  • In fiscal year 2015, 337,000 low-income non-elderly people with disabilities participated in SNAP.  Their average monthly household income was about $1,000. 
  • SNAP helps people with disabilities buy food.  SNAP households with non-elderly members with disabilities received an average monthly benefit of $210, boosting their monthly income by 20%.   
  • SNAP puts money into Pennsylvania’s economy.  In 2015, SNAP provided individuals with disabilities in Pennsylvania with $676 million that was pumped into the state economy when participants purchased food. 

Source: CBPP tabulations of FY 2015 USDA SNAP Household Characteristics Data

The vast majority of SNAP recipients live in households with a child, senior citizen, or a person with disability.

Source: USDA Food and Nutrition Service, Office of Research and Analysis, "Characteristics of Supplemental Nutrition Assistance Program Households, Fiscal Year 2015"

Beyond providing critical dollars to put food on the table, SNAP also helps those with disabilities and other members of their family by:

  • Connecting them to other benefit programs such as the Low-Income Heating Assistance Program (LIHEAP), Medicaid, cash assistance (TANF), and WIC.
  • Providing dollars to offset the significant cost of their medical expenses. Among households with members with disabilities that claimed the deduction, their average monthly medical expenses were $155. SNAP's benefit calculation targets those households and provides them with additional benefits. 

The information found on this page was created jointly with Community Legal Services. Click here for a printable PDF of this information. 

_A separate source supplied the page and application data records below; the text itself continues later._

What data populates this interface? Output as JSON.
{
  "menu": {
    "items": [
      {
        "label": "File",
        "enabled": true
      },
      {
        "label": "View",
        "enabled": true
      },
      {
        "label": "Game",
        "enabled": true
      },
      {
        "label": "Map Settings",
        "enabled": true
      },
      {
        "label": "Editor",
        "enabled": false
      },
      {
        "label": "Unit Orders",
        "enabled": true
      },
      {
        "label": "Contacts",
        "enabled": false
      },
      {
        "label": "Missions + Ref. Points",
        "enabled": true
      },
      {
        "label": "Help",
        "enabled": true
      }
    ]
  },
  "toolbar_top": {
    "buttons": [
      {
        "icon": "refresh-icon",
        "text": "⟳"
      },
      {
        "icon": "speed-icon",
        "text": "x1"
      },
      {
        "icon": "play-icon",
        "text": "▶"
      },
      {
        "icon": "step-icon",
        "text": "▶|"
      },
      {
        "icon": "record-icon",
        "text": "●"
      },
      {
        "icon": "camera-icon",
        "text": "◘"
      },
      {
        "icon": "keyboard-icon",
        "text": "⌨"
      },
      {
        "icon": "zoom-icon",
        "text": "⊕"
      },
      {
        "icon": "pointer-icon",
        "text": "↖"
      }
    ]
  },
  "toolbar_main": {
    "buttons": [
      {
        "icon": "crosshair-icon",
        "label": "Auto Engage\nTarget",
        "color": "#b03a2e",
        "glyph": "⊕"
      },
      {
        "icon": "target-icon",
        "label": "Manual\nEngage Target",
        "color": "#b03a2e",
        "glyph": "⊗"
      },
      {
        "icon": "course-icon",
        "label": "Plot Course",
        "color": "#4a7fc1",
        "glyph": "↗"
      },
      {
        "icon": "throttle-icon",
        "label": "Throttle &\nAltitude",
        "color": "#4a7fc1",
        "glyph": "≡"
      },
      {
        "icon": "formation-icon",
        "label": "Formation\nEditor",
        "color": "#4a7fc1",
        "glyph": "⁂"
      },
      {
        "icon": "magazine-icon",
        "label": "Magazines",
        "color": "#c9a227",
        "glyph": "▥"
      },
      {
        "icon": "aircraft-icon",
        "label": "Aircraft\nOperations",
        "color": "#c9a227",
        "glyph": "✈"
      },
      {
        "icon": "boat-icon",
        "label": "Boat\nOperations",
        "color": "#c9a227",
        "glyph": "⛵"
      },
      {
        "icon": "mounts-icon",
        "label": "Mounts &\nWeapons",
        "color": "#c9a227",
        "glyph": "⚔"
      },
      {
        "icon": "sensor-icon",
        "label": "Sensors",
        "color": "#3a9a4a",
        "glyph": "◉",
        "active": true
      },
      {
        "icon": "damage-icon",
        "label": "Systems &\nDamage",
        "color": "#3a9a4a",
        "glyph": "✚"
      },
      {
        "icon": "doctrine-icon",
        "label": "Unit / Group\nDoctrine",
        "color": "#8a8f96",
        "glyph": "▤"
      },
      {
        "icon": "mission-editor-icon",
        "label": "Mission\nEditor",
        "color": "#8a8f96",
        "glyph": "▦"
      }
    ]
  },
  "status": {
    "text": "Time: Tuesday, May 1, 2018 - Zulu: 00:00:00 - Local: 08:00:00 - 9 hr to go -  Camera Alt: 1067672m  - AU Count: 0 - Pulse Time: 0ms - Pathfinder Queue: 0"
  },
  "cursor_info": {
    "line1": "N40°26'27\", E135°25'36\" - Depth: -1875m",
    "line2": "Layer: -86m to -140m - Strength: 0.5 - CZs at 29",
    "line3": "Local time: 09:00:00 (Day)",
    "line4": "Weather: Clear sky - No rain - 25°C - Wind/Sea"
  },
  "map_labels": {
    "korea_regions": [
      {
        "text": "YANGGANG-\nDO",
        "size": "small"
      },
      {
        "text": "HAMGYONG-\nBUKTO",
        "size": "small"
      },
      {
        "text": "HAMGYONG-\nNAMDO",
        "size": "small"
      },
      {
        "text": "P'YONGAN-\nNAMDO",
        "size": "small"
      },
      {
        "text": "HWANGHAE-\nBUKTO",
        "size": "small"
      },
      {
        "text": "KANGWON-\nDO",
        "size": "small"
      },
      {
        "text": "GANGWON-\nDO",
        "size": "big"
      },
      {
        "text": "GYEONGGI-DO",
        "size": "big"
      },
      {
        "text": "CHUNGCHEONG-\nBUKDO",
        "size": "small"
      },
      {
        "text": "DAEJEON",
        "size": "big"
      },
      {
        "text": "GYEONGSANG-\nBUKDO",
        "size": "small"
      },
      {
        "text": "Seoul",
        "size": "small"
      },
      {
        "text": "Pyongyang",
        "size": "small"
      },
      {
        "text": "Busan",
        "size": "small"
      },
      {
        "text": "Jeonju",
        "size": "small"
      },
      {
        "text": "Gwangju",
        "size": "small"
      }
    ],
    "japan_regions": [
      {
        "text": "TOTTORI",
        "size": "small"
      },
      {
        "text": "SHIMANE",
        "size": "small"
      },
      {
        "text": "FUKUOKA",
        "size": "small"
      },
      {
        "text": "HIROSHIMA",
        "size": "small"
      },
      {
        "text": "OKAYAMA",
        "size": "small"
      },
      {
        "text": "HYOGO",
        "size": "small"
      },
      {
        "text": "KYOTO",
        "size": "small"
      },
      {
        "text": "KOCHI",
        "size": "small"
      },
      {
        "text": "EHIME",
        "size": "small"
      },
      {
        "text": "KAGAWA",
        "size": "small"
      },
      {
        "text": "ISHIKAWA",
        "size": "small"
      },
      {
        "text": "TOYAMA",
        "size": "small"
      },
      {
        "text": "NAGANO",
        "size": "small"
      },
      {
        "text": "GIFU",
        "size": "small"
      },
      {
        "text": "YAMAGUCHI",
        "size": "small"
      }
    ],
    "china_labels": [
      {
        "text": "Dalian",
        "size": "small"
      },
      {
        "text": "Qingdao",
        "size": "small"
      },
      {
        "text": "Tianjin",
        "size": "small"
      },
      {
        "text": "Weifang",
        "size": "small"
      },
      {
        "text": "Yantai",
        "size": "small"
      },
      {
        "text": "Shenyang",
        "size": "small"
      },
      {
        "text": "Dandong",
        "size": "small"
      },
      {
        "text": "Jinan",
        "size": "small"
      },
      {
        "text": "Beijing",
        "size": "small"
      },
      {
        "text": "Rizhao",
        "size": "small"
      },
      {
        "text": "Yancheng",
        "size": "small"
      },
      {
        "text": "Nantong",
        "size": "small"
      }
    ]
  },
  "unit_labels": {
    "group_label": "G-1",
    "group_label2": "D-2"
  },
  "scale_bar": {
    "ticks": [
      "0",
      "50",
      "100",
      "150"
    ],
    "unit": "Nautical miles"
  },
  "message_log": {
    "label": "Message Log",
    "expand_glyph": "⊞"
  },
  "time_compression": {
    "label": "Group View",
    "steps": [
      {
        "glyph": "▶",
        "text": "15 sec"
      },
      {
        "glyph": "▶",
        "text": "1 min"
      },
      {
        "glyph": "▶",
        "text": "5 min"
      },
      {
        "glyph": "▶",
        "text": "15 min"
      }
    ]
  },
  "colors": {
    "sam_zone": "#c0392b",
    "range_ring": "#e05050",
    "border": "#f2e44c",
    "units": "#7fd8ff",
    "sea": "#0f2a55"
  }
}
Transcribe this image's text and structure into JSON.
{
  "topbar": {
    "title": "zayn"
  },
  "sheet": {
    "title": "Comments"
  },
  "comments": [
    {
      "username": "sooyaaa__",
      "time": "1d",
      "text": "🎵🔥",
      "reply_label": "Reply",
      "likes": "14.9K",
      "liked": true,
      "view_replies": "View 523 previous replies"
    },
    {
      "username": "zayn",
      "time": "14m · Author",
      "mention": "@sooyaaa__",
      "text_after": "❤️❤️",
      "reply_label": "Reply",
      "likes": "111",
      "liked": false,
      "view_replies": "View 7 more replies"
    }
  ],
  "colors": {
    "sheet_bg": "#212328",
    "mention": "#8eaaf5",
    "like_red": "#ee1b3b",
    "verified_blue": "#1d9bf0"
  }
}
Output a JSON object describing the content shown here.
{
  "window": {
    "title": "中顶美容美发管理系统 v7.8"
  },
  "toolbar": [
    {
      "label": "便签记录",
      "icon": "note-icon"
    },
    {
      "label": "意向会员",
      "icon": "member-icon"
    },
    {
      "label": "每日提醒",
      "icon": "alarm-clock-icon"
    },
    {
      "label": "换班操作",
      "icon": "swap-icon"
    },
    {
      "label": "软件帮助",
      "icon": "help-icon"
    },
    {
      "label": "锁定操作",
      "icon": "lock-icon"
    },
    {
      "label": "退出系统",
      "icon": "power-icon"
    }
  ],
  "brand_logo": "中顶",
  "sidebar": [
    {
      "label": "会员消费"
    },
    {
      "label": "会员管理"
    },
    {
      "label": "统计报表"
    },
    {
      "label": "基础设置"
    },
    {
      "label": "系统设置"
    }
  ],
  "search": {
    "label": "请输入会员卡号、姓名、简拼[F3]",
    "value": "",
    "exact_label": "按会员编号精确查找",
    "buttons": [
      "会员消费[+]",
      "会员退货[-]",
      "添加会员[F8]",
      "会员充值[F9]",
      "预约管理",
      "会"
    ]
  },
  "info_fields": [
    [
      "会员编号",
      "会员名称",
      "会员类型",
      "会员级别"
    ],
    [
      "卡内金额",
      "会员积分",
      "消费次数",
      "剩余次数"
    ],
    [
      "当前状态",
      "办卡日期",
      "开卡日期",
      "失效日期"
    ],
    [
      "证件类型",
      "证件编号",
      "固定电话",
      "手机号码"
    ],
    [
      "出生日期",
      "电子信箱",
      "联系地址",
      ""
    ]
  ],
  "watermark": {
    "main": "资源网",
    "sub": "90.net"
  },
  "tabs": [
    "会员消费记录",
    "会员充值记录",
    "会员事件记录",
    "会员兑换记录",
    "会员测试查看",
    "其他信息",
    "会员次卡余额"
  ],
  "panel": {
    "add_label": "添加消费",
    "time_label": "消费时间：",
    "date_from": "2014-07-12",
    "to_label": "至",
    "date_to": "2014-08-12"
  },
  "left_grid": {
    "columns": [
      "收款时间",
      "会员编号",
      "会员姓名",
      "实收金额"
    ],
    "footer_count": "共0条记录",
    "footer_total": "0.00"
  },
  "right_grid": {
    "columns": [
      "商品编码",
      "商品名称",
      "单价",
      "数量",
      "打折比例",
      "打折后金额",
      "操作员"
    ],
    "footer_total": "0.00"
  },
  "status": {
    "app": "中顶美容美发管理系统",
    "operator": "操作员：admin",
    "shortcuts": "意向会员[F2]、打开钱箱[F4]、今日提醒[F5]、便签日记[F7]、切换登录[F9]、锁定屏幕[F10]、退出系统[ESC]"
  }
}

For more information on threats to important federal programs for Pennsylvania's most vulernable, click here.